It's said that a team of both in-house and contracted workers review recordings in a bid to improve the virtual assistant, and while this could be a boost for the device, it also raises privacy issues.
According to a report by Bloomberg, employees - listening to up to 1,000 clips a shift - sometimes encounter dangerous material.
The website claims: "Two of the workers said they picked up what they believe was a sexual assault. When something like that happens, they may share the experience in the internal chat room as a way of relieving stress."
While Amazon has confirmed it monitors Alexa audio recordings in order to improve the product, it hasn't outright admitted to using humans to listen.
The company added in a statement: "We take the security and privacy of our customers' personal information seriously.
"We only annotate an extremely small number of interactions from a random set of customers in order to improve the customer experience.

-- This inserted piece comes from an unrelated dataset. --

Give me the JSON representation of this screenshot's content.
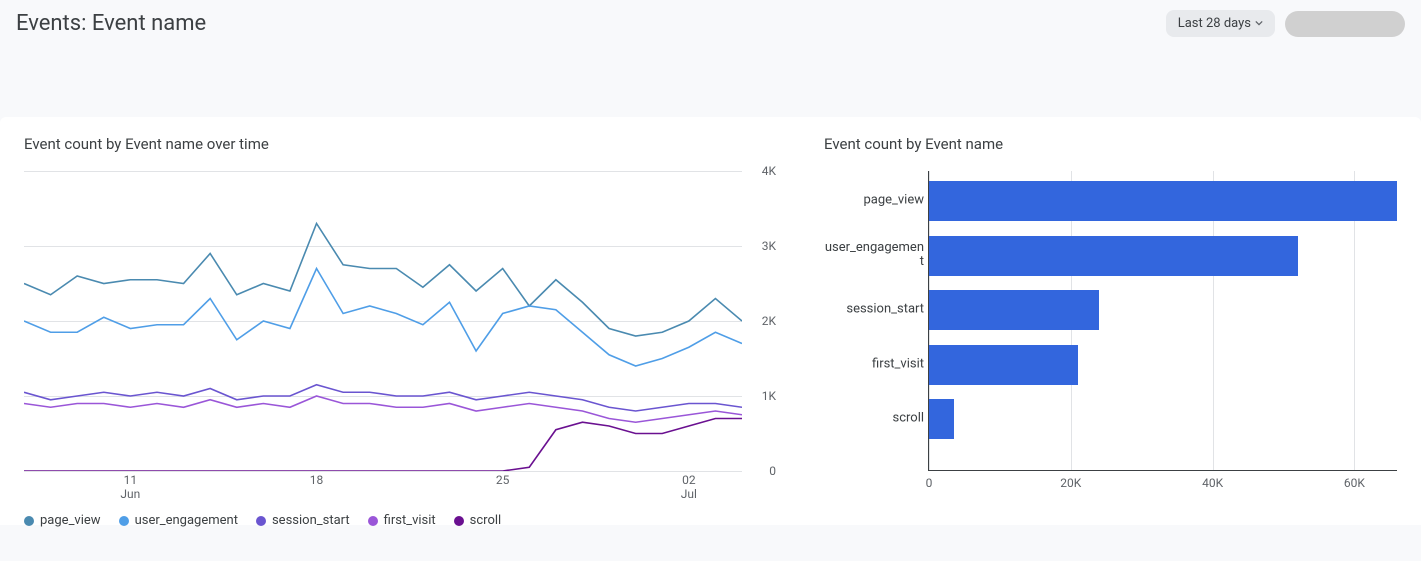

"For example, this information helps us train our speech recognition and natural language understanding systems, so Alexa can better understand your requests, and ensure the service works well for everyone."